What the task asks: The answer should consist of every record, reproduced exactly.

** Opening Available data block **

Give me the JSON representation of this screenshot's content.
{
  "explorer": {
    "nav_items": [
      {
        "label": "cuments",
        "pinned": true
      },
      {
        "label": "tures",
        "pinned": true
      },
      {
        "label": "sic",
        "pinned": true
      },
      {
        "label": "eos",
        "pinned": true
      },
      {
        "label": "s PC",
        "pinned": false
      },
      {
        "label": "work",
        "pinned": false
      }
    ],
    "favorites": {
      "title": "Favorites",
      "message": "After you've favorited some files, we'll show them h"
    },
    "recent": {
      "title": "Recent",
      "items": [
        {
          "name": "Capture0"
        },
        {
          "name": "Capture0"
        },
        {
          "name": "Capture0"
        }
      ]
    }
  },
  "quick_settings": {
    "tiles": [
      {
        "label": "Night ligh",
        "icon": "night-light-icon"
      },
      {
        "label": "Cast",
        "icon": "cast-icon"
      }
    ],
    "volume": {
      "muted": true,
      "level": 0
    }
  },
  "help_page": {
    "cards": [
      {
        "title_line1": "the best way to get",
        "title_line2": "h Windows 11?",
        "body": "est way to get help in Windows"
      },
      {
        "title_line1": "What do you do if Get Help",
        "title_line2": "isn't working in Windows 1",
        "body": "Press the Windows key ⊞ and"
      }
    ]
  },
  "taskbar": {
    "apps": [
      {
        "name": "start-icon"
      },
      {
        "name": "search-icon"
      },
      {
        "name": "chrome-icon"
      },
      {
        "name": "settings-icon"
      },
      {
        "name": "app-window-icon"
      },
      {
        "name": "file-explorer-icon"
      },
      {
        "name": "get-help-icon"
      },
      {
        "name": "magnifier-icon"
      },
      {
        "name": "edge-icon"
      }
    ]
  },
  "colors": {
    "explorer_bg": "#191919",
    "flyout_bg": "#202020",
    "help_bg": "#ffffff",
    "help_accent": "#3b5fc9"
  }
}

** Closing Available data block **

Response area:
Give me the JSON representation of this screenshot's content.
{
  "explorer": {
    "nav_items": [
      {
        "label": "cuments",
        "pinned": true
      },
      {
        "label": "tures",
        "pinned": true
      },
      {
        "label": "sic",
        "pinned": true
      },
      {
        "label": "eos",
        "pinned": true
      },
      {
        "label": "s PC",
        "pinned": false
      },
      {
        "label": "work",
        "pinned": false
      }
    ],
    "favorites": {
      "title": "Favorites",
      "message": "After you've favorited some files, we'll show them h"
    },
    "recent": {
      "title": "Recent",
      "items": [
        {
          "name": "Capture0"
        },
        {
          "name": "Capture0"
        },
        {
          "name": "Capture0"
        }
      ]
    }
  },
  "quick_settings": {
    "tiles": [
      {
        "label": "Night ligh",
        "icon": "night-light-icon"
      },
      {
        "label": "Cast",
        "icon": "cast-icon"
      }
    ],
    "volume": {
      "muted": true,
      "level": 0
    }
  },
  "help_page": {
    "cards": [
      {
        "title_line1": "the best way to get",
        "title_line2": "h Windows 11?",
        "body": "est way to get help in Windows"
      },
      {
        "title_line1": "What do you do if Get Help",
        "title_line2": "isn't working in Windows 1",
        "body": "Press the Windows key ⊞ and"
      }
    ]
  },
  "taskbar": {
    "apps": [
      {
        "name": "start-icon"
      },
      {
        "name": "search-icon"
      },
      {
        "name": "chrome-icon"
      },
      {
        "name": "settings-icon"
      },
      {
        "name": "app-window-icon"
      },
      {
        "name": "file-explorer-icon"
      },
      {
        "name": "get-help-icon"
      },
      {
        "name": "magnifier-icon"
      },
      {
        "name": "edge-icon"
      }
    ]
  },
  "colors": {
    "explorer_bg": "#191919",
    "flyout_bg": "#202020",
    "help_bg": "#ffffff",
    "help_accent": "#3b5fc9"
  }
}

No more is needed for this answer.